┏━━

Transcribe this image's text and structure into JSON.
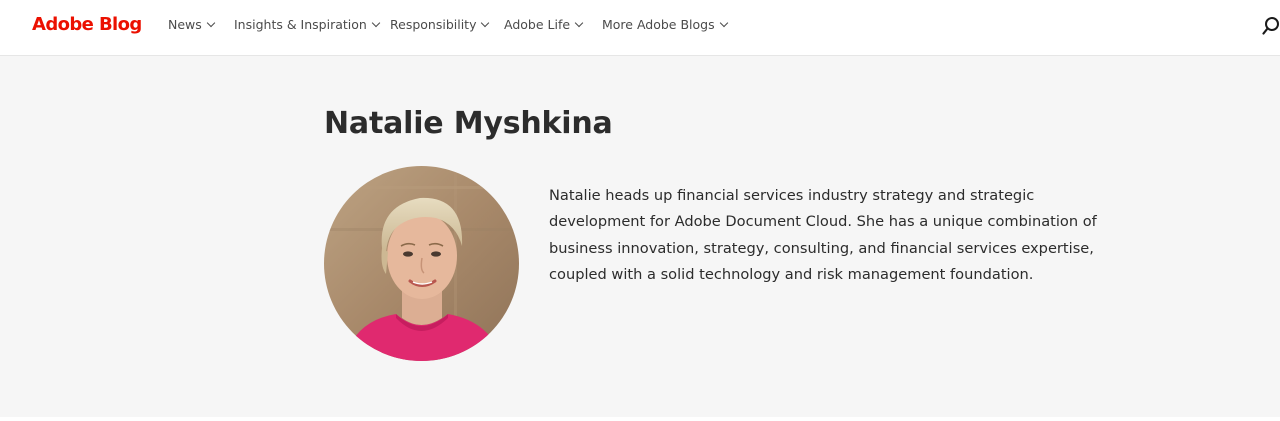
{
  "header": {
    "logo_text": "Adobe Blog",
    "brand_color": "#eb1000",
    "nav": [
      {
        "label": "News"
      },
      {
        "label": "Insights & Inspiration"
      },
      {
        "label": "Responsibility"
      },
      {
        "label": "Adobe Life"
      },
      {
        "label": "More Adobe Blogs"
      }
    ],
    "search_icon": "search-icon"
  },
  "author": {
    "name": "Natalie Myshkina",
    "photo_icon": "author-avatar",
    "bio": "Natalie heads up financial services industry strategy and strategic development for Adobe Document Cloud. She has a unique combination of business innovation, strategy, consulting, and financial services expertise, coupled with a solid technology and risk management foundation."
  },
  "colors": {
    "hero_background": "#f6f6f6",
    "text": "#2c2c2c"
  }
}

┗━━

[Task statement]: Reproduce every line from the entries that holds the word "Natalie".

[Your response]:
    "name": "Natalie Myshkina",
    "bio": "Natalie heads up financial services industry strategy and strategic development for Adobe Document Cloud. She has a unique combination of business innovation, strategy, consulting, and financial services expertise, coupled with a solid technology and risk management foundation."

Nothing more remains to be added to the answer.